(Supplied material Opens)
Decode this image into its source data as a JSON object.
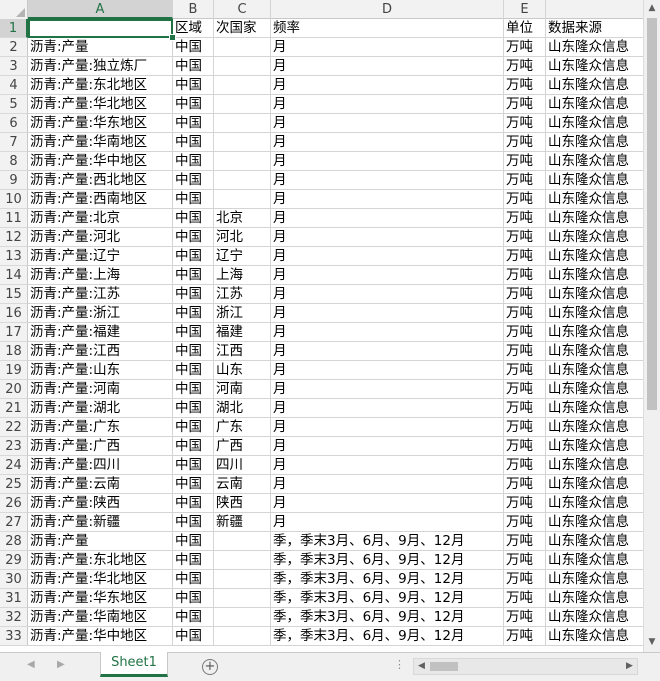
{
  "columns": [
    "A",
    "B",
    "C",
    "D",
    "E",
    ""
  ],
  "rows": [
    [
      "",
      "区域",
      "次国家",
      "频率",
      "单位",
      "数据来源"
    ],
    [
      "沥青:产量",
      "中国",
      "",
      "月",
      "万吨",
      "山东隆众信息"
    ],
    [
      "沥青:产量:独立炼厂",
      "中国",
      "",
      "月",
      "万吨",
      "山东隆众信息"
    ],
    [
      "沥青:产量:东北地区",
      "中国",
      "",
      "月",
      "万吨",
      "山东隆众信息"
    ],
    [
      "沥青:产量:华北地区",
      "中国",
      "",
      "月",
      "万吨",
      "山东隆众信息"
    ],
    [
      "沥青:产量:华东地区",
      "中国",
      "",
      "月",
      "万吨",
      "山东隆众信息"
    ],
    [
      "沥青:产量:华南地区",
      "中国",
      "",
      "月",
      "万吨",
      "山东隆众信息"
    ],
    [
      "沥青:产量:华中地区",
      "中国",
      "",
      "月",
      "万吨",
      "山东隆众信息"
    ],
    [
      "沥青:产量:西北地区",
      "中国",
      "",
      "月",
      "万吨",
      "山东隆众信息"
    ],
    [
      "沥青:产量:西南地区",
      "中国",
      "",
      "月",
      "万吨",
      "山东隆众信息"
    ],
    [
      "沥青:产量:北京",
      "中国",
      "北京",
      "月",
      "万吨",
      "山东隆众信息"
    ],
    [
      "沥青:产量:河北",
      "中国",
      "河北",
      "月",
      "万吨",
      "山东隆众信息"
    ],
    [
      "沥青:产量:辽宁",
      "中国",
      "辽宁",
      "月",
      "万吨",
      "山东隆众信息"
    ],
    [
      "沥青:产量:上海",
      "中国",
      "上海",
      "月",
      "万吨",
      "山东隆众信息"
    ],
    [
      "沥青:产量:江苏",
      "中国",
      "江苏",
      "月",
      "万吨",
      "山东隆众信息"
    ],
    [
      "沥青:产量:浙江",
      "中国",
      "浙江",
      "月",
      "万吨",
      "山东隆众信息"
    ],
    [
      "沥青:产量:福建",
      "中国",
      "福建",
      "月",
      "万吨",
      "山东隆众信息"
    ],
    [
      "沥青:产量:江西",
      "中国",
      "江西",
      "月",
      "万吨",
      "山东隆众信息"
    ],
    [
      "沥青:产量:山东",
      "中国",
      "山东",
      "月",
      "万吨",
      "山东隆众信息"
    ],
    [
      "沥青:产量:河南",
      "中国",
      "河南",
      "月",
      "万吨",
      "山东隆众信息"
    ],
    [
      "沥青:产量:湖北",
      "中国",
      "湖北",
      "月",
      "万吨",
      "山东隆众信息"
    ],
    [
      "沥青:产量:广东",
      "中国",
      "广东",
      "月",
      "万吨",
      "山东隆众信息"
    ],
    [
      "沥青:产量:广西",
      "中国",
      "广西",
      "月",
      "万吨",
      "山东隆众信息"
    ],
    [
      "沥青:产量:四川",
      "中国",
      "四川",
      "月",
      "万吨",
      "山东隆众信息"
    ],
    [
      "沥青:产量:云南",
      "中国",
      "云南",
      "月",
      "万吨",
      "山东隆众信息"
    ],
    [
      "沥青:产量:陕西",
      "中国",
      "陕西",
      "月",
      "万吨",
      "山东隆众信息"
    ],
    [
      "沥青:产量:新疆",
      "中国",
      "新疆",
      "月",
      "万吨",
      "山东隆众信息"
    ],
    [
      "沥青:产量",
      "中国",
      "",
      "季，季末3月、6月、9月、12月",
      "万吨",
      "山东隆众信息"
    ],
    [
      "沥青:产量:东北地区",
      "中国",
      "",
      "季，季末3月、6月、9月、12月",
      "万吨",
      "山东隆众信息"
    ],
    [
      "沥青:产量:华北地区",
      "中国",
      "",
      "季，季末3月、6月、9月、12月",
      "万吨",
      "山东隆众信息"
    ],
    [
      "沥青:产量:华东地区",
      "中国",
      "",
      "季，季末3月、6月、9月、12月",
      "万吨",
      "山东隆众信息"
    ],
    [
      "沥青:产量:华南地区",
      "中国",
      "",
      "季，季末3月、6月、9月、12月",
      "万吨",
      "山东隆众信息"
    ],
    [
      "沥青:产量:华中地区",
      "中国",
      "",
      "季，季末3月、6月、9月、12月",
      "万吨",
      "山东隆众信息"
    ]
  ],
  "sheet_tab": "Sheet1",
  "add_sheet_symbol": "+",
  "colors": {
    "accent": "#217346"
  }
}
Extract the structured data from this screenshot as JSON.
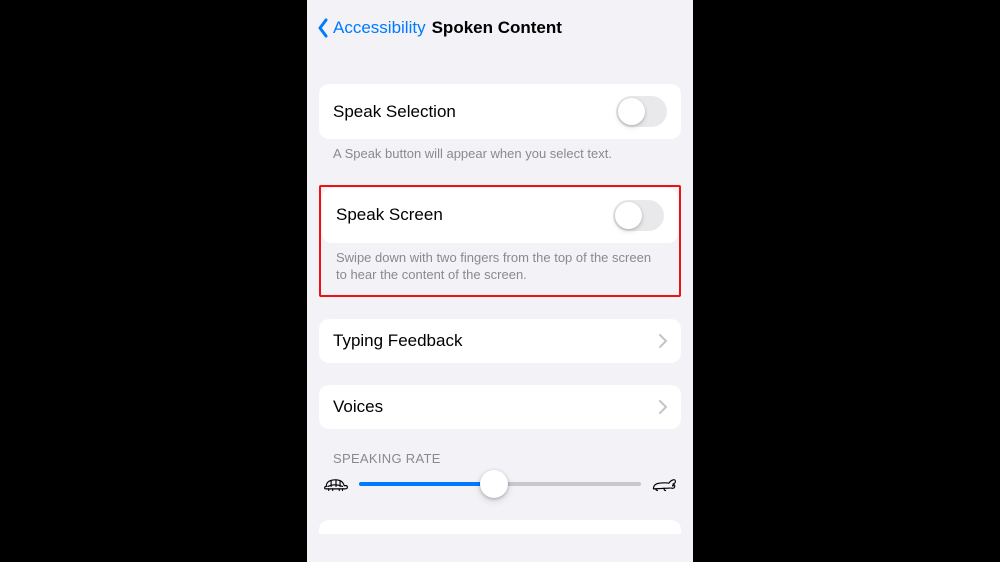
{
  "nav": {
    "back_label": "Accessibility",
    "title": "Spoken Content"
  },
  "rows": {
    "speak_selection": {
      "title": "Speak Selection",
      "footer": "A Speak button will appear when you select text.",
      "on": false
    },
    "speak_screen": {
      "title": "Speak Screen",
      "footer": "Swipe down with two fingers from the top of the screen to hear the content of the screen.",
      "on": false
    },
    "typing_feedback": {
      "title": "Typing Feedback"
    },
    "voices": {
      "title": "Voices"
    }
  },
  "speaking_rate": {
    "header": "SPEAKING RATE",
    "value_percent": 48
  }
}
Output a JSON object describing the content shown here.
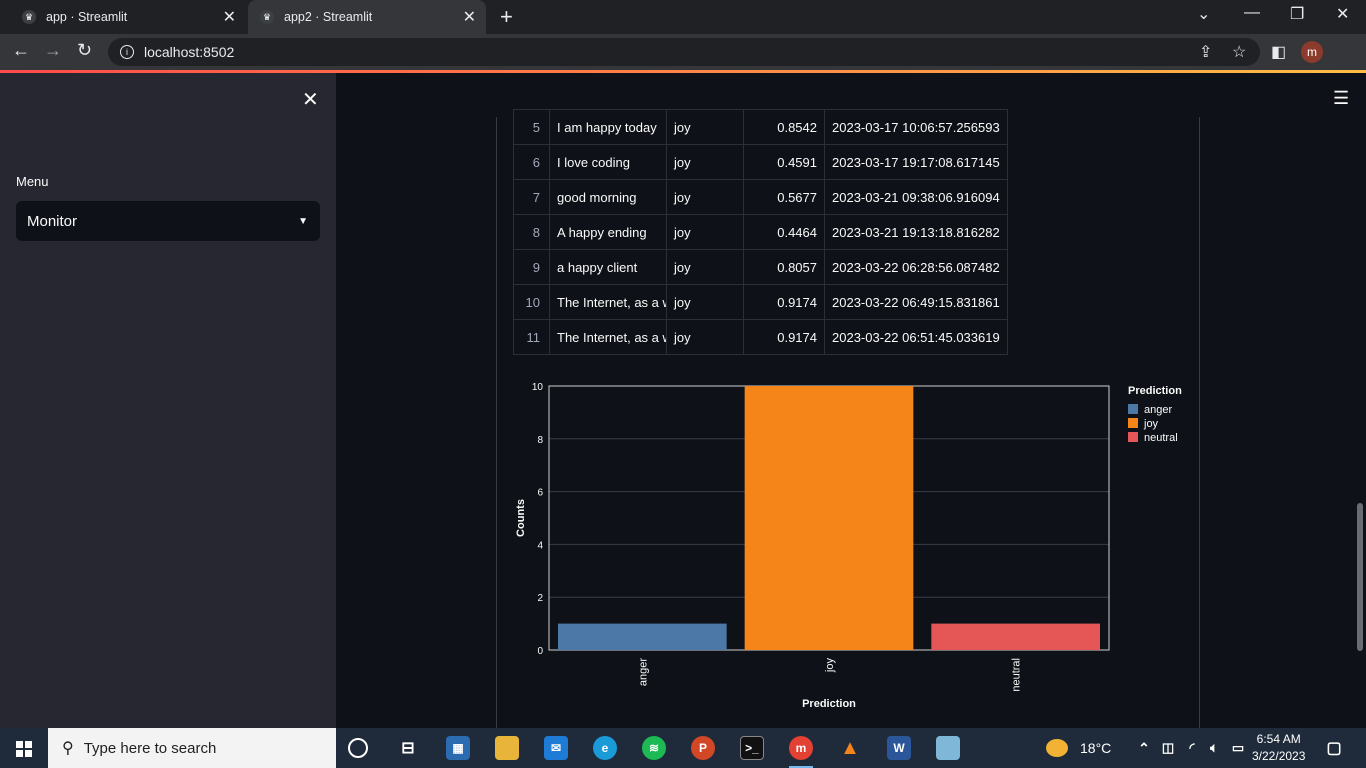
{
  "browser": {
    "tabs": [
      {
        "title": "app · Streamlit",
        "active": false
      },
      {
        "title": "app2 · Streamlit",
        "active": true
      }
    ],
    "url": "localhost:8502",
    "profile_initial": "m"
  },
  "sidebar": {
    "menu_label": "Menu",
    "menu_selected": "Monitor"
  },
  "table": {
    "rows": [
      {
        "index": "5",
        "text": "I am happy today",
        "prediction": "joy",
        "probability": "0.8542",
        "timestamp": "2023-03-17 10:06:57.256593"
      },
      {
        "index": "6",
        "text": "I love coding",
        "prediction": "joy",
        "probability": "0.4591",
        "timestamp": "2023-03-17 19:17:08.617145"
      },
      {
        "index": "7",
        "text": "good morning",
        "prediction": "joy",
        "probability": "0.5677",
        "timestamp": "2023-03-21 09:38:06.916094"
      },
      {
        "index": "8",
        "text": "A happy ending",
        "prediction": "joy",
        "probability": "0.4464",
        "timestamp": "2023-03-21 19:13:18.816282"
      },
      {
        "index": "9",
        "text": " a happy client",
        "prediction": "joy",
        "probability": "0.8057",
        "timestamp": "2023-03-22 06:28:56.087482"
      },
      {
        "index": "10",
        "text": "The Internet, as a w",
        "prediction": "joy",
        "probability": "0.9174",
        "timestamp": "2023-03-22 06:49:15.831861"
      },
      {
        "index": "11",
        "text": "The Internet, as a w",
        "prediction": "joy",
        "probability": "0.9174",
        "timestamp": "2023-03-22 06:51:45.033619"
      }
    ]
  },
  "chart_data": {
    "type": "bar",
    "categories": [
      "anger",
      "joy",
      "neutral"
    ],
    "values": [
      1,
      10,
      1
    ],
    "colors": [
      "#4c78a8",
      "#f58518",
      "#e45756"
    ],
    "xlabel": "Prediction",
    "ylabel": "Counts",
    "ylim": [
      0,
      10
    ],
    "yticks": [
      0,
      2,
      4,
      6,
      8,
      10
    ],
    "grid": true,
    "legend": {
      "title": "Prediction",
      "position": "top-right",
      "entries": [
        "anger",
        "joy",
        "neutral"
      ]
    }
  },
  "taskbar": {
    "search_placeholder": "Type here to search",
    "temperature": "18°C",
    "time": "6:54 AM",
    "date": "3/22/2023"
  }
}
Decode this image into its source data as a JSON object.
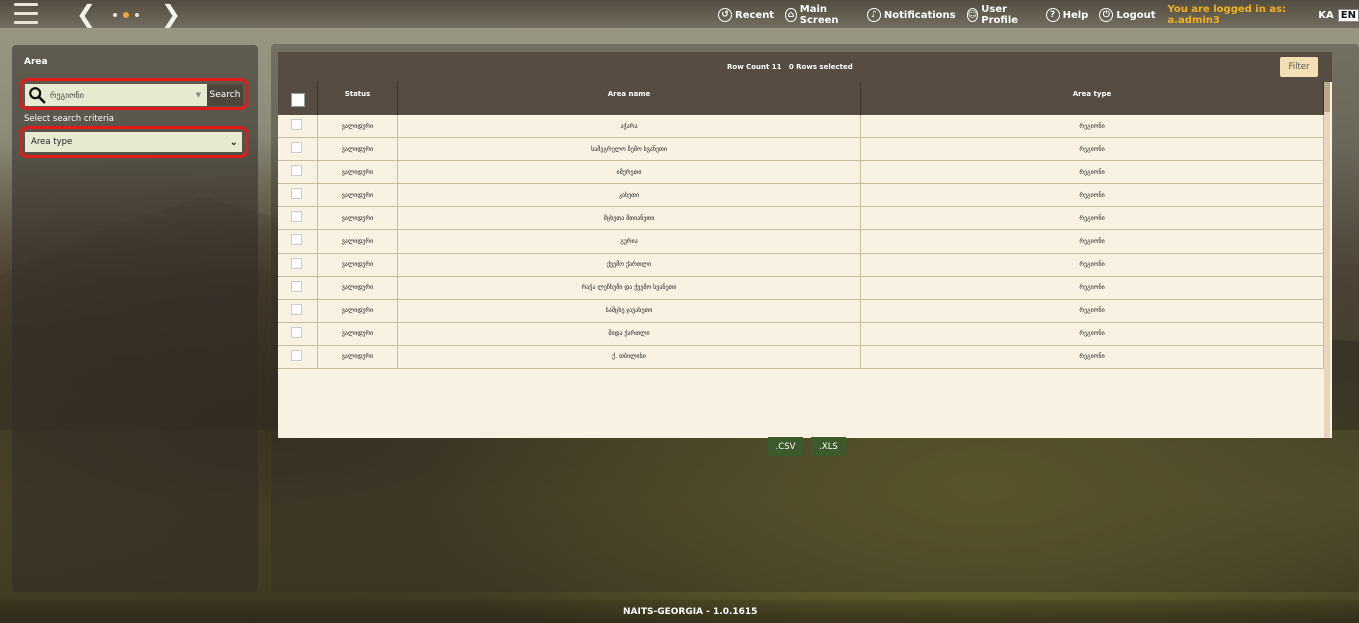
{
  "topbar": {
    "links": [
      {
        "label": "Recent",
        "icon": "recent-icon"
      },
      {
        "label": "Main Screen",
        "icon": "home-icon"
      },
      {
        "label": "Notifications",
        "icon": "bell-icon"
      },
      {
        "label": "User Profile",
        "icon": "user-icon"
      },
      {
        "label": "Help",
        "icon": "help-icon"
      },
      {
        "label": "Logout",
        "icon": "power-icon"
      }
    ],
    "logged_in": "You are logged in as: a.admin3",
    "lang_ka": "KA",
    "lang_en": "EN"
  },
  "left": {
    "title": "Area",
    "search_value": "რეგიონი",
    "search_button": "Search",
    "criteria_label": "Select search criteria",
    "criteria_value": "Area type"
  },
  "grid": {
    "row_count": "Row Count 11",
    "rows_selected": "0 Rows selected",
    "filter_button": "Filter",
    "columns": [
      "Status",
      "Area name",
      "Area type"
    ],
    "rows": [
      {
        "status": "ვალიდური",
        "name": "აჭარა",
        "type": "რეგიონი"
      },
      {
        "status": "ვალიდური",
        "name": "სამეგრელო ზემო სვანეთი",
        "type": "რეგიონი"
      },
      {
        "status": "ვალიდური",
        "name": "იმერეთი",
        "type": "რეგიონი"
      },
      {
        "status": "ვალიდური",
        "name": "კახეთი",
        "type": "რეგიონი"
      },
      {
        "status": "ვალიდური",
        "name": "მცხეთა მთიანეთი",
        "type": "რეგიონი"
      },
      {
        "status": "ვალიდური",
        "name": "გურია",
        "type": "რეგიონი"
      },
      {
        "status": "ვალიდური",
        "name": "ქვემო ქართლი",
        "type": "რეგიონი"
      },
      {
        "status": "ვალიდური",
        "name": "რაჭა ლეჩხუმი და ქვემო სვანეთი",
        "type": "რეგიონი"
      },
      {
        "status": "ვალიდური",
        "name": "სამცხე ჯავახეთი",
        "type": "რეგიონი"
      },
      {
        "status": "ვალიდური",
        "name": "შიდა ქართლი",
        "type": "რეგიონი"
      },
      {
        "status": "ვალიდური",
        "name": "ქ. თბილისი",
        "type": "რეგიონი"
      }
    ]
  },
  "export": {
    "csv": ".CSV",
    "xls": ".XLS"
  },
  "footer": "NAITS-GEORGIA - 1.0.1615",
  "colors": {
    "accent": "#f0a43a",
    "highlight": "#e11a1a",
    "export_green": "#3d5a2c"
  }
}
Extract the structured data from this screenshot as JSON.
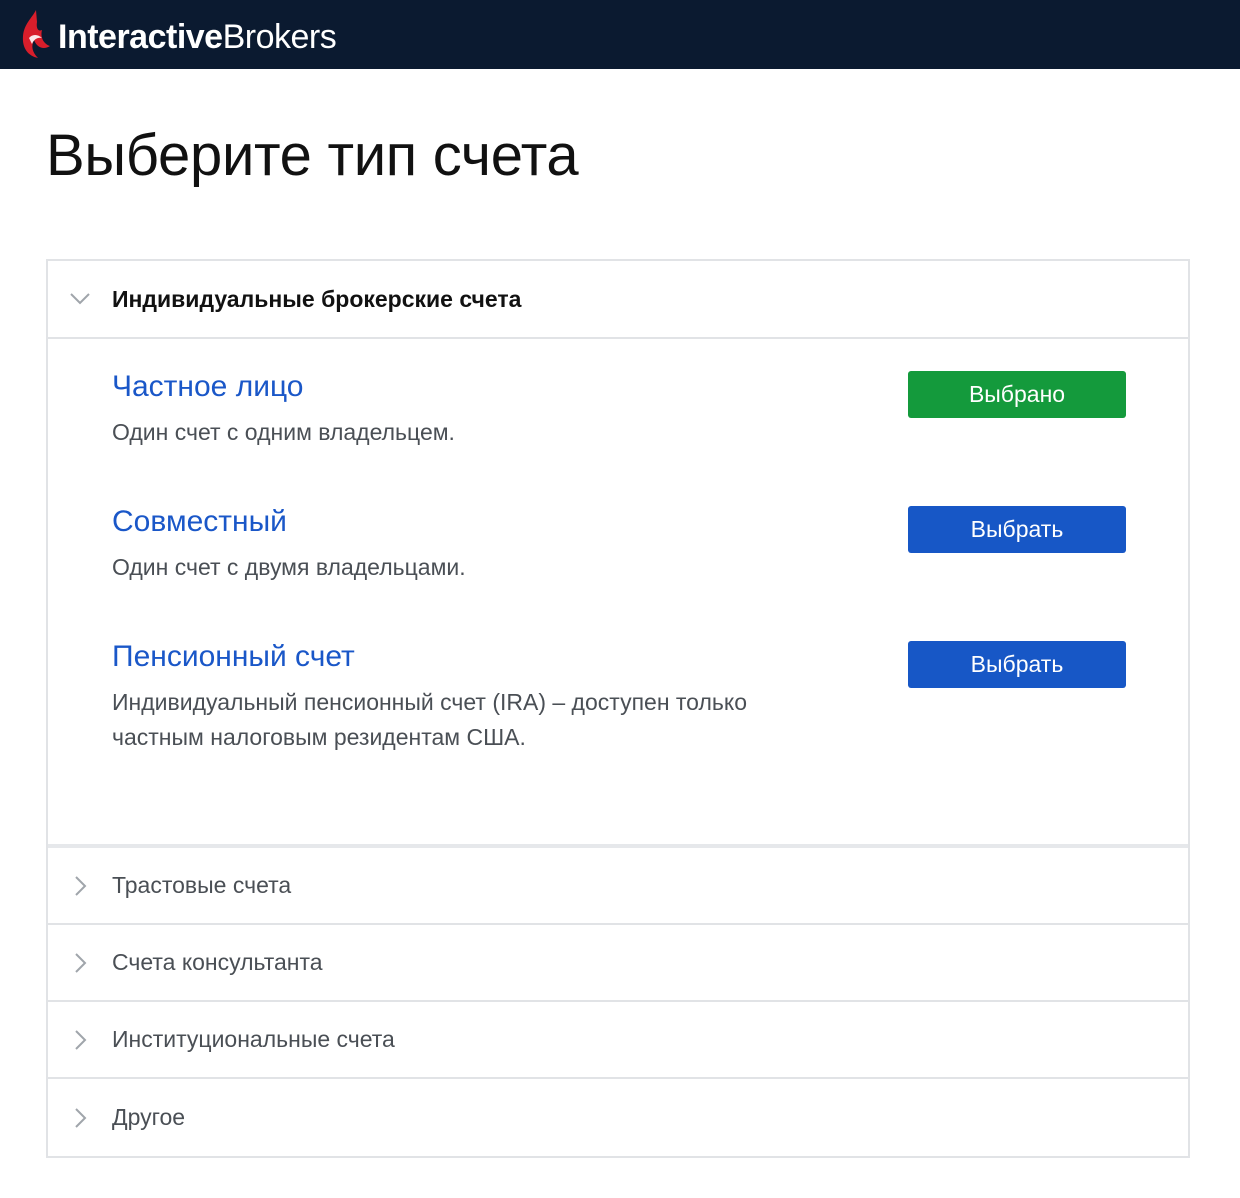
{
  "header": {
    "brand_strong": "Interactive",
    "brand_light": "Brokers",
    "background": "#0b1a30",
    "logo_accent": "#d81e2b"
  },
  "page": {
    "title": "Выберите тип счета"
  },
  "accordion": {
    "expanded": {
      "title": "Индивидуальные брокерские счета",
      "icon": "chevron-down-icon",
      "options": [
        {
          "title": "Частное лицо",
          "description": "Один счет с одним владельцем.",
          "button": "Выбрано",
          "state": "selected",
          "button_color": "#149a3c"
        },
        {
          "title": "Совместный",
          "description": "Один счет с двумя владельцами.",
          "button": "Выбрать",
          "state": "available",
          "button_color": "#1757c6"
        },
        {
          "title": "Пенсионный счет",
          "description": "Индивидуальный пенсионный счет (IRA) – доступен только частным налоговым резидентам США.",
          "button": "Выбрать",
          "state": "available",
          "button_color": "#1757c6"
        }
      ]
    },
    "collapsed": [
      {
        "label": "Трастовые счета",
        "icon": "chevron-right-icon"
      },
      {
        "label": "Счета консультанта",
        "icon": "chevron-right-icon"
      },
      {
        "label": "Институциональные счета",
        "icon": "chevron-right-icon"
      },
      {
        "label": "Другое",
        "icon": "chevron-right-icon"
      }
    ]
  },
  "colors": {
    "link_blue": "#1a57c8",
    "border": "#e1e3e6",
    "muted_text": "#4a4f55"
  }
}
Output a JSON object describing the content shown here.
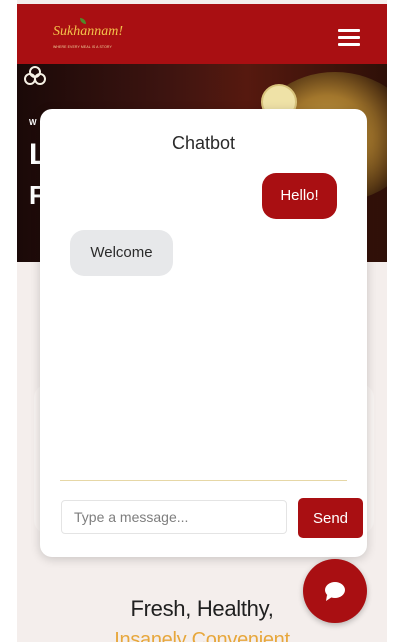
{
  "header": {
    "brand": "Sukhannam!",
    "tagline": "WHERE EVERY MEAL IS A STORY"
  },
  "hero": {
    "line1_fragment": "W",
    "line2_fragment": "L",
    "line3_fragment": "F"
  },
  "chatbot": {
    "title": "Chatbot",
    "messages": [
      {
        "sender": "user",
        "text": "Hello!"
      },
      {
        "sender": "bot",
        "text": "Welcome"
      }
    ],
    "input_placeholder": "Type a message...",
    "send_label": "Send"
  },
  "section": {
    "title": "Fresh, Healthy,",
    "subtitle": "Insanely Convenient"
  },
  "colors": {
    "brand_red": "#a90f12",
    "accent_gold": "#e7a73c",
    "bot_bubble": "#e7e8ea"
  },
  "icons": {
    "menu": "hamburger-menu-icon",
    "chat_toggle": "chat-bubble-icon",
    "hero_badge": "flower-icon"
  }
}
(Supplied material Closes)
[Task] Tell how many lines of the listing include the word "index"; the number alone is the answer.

[Response to the task] 7